Finally tennis, Serena Williams is the best example of being the best athlete winning the most.  At such an old age, she conserves her energy well and stays calm during matches.  In terms of ground strokes she is not better than many others, but her serves are much better, and she gets to more balls when the stakes are higher.  She wins all the three setters, as her opponents see chances but never quite finish it.  The only question about GOAT (see blog "Table Tennis and Tennis, all in one Paris, 2013") is whether her contemporaries (really the younger generations) are just too weak, as one can’t possible be better in the 30s than 28.

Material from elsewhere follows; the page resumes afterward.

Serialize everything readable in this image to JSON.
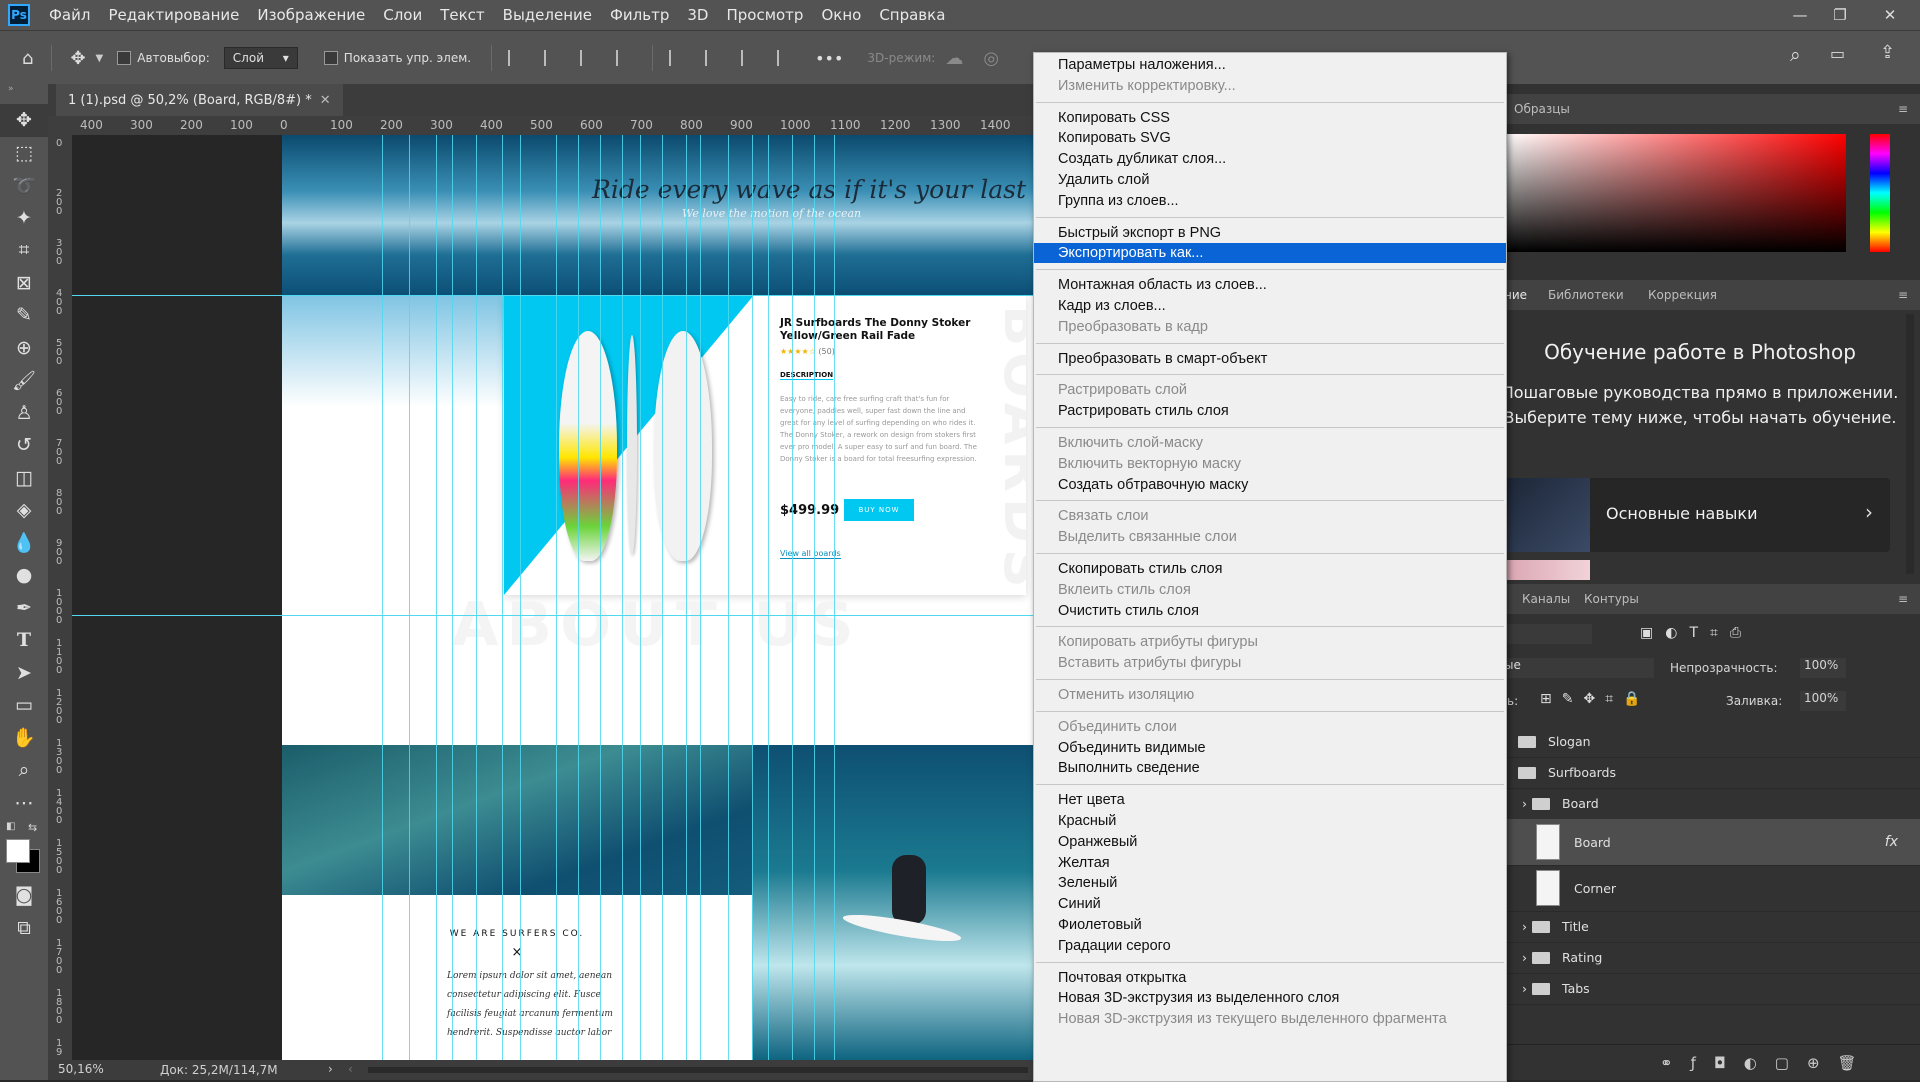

On the other hand, recent results including the French Open 2015 clearly show that Federer and Nadal are too old to be the athletes they used to be.  For Federer it has been a while.  For Nadal, it remains to see if he can bounce back to be competitive for any grand slams.  Novak Djokovic is by far the best male player, but if there is one who can beat him now, it is Stan Wawrinka, and he did.  Djokovic’s backhand is his best weapon against Nadal, but Stan’s single handed backhand style, as Federer’s, is its best antidote (see blog "2012 French Open men's final").   Compared to two-handed backhand, single-handed backhand is more versatile and easy to get to, but lacks stability and power.  But if one has the stability or variations or power, he can neutralize Djokovic's advantage better than Nadal.  Federer is no match to Djokovic today only because Federer is too old, but Stan’s athleticism is higher, and his backhand, while lacking finesse, has much more power.  Also, Stan serves faster than Djokovic, which can’t be said about Federer or Nadal.  So it is plain that the better athlete won the French Open.  In fact, the battle between Stan (not the much hyped Federer, Murray, Nadal) and Novak in GS events have been the real story in the past two years and could continue for two more.